This time I want to talk about some of my own experiences and the financials involved in setting up my/your own white label casino.

Some history I’ve been working within casino marketing for many years and I’ve always thought it would be great to build a truly scalable business around something I know a lot about.

Fortunately, Tom Finlayson my CTO and Aferdita Pacrami the CEO of my digital marketing agency felt the same, so we started our first white label brand, Oshi.

History tells us that it’s always good to pick a niche and work your way from there.

Having looked at the growth of bitcoin and the relative freedoms it gives consumers within i Gaming, I figured that would be a good place to start and so I decided to work with Soft Swiss as the provider and was born. I make calculated decisions based on a manageable downside and a substantial upside.

From there, we set up Tyche i Gaming to act as a framework for building out more brands and reselling white label services. I’m lucky in the sense that I’ve been on the i Gaming scene for years, and know my way around.

When I started Oshi, I said to myself it would be five years of hard grind to get this thing really working.

So far, we’re ahead of schedule and everything is moving along well, but it didn’t turn out as expected.

The fairytale Do some searches for ‘white label casino’ and you’ll get lots of sites telling you how easy it is to get everything set up, do your marketing and off you go.

One site had a small on-site calculator giving these numbers, assuming a Curaçao licence (which I have) and 2,500 estimated users in Year 1 targeting Europe.
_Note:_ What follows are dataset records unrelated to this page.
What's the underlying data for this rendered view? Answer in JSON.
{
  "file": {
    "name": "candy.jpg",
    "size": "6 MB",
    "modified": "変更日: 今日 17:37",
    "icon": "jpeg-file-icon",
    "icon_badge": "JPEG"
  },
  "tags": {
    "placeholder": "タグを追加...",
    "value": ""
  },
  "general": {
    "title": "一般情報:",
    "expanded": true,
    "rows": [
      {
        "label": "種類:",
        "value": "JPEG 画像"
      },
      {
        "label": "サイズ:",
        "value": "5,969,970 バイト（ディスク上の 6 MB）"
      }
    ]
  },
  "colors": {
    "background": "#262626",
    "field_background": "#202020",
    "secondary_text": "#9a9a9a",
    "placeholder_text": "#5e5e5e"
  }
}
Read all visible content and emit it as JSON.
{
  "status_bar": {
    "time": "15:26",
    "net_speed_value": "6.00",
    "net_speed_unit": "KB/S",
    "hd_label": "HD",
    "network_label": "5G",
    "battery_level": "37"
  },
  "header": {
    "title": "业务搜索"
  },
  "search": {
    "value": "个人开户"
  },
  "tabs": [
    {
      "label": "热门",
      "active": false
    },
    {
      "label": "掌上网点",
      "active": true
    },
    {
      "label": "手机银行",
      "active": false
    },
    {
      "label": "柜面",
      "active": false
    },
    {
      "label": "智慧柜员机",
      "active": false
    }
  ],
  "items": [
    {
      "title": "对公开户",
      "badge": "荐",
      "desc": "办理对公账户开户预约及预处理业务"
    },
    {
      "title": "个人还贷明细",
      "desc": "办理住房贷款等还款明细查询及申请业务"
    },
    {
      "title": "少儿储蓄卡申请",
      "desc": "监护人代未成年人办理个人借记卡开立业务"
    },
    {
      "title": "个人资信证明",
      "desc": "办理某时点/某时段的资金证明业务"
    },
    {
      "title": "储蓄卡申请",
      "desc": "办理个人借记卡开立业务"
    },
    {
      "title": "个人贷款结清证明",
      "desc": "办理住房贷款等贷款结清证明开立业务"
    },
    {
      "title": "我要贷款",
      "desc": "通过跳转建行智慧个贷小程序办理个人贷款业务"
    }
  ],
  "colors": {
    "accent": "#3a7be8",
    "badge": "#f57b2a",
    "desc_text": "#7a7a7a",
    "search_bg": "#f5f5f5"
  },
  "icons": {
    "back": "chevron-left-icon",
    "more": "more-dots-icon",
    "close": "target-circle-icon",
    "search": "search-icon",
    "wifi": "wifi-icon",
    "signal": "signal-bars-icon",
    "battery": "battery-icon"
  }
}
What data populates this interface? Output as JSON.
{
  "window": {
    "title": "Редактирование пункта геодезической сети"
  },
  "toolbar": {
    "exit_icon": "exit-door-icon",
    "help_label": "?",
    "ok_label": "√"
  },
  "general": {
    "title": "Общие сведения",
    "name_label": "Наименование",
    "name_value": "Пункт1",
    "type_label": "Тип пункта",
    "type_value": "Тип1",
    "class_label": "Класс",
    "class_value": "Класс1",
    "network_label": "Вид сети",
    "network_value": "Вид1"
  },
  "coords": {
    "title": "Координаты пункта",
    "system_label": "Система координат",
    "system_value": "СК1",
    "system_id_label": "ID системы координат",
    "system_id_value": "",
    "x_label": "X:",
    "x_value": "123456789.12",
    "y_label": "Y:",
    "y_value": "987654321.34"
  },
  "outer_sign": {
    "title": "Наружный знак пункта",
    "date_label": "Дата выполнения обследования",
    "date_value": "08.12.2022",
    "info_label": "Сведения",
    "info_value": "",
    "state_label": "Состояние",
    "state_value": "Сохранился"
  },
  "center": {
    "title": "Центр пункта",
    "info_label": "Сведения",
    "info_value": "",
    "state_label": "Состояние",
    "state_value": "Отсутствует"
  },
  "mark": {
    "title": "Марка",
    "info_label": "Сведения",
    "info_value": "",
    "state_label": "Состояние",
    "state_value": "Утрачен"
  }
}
The reality But the truth is, it’s a competitive market with hundreds of cookie-cutter ‘same as’ casinos, and users want something different and better.